When you retype the listing, keep every word exactly as it appears.

* * * * * * * * *

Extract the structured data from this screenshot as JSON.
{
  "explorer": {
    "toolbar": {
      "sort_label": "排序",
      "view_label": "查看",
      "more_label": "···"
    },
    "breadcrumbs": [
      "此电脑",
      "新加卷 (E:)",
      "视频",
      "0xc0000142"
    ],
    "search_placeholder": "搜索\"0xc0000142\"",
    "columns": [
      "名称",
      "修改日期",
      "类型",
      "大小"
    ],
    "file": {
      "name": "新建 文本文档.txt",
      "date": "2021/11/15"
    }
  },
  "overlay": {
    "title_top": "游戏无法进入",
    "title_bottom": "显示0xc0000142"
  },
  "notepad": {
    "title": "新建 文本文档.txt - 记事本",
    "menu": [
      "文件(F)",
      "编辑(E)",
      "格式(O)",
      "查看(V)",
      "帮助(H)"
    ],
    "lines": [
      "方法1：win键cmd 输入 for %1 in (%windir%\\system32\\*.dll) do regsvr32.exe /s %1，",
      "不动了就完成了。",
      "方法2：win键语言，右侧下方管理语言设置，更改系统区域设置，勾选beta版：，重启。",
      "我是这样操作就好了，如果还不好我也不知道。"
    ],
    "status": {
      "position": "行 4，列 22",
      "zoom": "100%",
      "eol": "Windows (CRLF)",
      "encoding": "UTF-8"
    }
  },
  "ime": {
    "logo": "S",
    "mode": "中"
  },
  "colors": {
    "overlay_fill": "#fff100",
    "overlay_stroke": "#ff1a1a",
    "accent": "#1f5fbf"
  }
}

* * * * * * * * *

(Response to this task):
Extract the structured data from this screenshot as JSON.
{
  "explorer": {
    "toolbar": {
      "sort_label": "排序",
      "view_label": "查看",
      "more_label": "···"
    },
    "breadcrumbs": [
      "此电脑",
      "新加卷 (E:)",
      "视频",
      "0xc0000142"
    ],
    "search_placeholder": "搜索\"0xc0000142\"",
    "columns": [
      "名称",
      "修改日期",
      "类型",
      "大小"
    ],
    "file": {
      "name": "新建 文本文档.txt",
      "date": "2021/11/15"
    }
  },
  "overlay": {
    "title_top": "游戏无法进入",
    "title_bottom": "显示0xc0000142"
  },
  "notepad": {
    "title": "新建 文本文档.txt - 记事本",
    "menu": [
      "文件(F)",
      "编辑(E)",
      "格式(O)",
      "查看(V)",
      "帮助(H)"
    ],
    "lines": [
      "方法1：win键cmd 输入 for %1 in (%windir%\\system32\\*.dll) do regsvr32.exe /s %1，",
      "不动了就完成了。",
      "方法2：win键语言，右侧下方管理语言设置，更改系统区域设置，勾选beta版：，重启。",
      "我是这样操作就好了，如果还不好我也不知道。"
    ],
    "status": {
      "position": "行 4，列 22",
      "zoom": "100%",
      "eol": "Windows (CRLF)",
      "encoding": "UTF-8"
    }
  },
  "ime": {
    "logo": "S",
    "mode": "中"
  },
  "colors": {
    "overlay_fill": "#fff100",
    "overlay_stroke": "#ff1a1a",
    "accent": "#1f5fbf"
  }
}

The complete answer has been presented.